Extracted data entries
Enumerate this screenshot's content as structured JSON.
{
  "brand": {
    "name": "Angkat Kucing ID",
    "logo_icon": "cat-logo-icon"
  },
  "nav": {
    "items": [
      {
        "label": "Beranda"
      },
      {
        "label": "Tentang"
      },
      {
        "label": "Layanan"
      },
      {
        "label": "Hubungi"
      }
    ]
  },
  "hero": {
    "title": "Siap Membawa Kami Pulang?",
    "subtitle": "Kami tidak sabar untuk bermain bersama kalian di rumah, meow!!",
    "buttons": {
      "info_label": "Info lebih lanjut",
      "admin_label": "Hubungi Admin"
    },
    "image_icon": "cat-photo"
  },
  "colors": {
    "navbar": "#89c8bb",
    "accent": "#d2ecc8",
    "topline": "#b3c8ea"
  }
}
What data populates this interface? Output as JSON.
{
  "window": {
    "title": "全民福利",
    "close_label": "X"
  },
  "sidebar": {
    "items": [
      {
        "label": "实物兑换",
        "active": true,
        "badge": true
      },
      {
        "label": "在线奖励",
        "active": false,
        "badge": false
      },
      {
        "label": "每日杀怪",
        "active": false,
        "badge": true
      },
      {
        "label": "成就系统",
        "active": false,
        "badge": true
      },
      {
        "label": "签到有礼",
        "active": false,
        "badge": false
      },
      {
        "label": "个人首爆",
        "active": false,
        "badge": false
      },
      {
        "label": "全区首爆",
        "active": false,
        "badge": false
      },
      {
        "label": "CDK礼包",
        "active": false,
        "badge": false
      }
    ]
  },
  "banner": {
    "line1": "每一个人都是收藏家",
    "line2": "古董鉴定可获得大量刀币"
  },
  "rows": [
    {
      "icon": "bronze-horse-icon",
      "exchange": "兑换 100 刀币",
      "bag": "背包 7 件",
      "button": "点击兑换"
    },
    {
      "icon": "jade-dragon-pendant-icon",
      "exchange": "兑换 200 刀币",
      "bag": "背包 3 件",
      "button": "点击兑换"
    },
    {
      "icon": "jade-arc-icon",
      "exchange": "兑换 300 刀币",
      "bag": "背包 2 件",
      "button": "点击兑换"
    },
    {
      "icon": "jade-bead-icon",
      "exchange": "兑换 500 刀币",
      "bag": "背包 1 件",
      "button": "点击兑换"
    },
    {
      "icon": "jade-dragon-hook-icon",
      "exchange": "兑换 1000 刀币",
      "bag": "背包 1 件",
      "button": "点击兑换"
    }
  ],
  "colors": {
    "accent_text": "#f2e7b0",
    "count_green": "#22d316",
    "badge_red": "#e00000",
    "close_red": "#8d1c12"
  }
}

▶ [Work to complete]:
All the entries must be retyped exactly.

▶ [Exercise solution]:
Enumerate this screenshot's content as structured JSON.
{
  "brand": {
    "name": "Angkat Kucing ID",
    "logo_icon": "cat-logo-icon"
  },
  "nav": {
    "items": [
      {
        "label": "Beranda"
      },
      {
        "label": "Tentang"
      },
      {
        "label": "Layanan"
      },
      {
        "label": "Hubungi"
      }
    ]
  },
  "hero": {
    "title": "Siap Membawa Kami Pulang?",
    "subtitle": "Kami tidak sabar untuk bermain bersama kalian di rumah, meow!!",
    "buttons": {
      "info_label": "Info lebih lanjut",
      "admin_label": "Hubungi Admin"
    },
    "image_icon": "cat-photo"
  },
  "colors": {
    "navbar": "#89c8bb",
    "accent": "#d2ecc8",
    "topline": "#b3c8ea"
  }
}
What data populates this interface? Output as JSON.
{
  "window": {
    "title": "全民福利",
    "close_label": "X"
  },
  "sidebar": {
    "items": [
      {
        "label": "实物兑换",
        "active": true,
        "badge": true
      },
      {
        "label": "在线奖励",
        "active": false,
        "badge": false
      },
      {
        "label": "每日杀怪",
        "active": false,
        "badge": true
      },
      {
        "label": "成就系统",
        "active": false,
        "badge": true
      },
      {
        "label": "签到有礼",
        "active": false,
        "badge": false
      },
      {
        "label": "个人首爆",
        "active": false,
        "badge": false
      },
      {
        "label": "全区首爆",
        "active": false,
        "badge": false
      },
      {
        "label": "CDK礼包",
        "active": false,
        "badge": false
      }
    ]
  },
  "banner": {
    "line1": "每一个人都是收藏家",
    "line2": "古董鉴定可获得大量刀币"
  },
  "rows": [
    {
      "icon": "bronze-horse-icon",
      "exchange": "兑换 100 刀币",
      "bag": "背包 7 件",
      "button": "点击兑换"
    },
    {
      "icon": "jade-dragon-pendant-icon",
      "exchange": "兑换 200 刀币",
      "bag": "背包 3 件",
      "button": "点击兑换"
    },
    {
      "icon": "jade-arc-icon",
      "exchange": "兑换 300 刀币",
      "bag": "背包 2 件",
      "button": "点击兑换"
    },
    {
      "icon": "jade-bead-icon",
      "exchange": "兑换 500 刀币",
      "bag": "背包 1 件",
      "button": "点击兑换"
    },
    {
      "icon": "jade-dragon-hook-icon",
      "exchange": "兑换 1000 刀币",
      "bag": "背包 1 件",
      "button": "点击兑换"
    }
  ],
  "colors": {
    "accent_text": "#f2e7b0",
    "count_green": "#22d316",
    "badge_red": "#e00000",
    "close_red": "#8d1c12"
  }
}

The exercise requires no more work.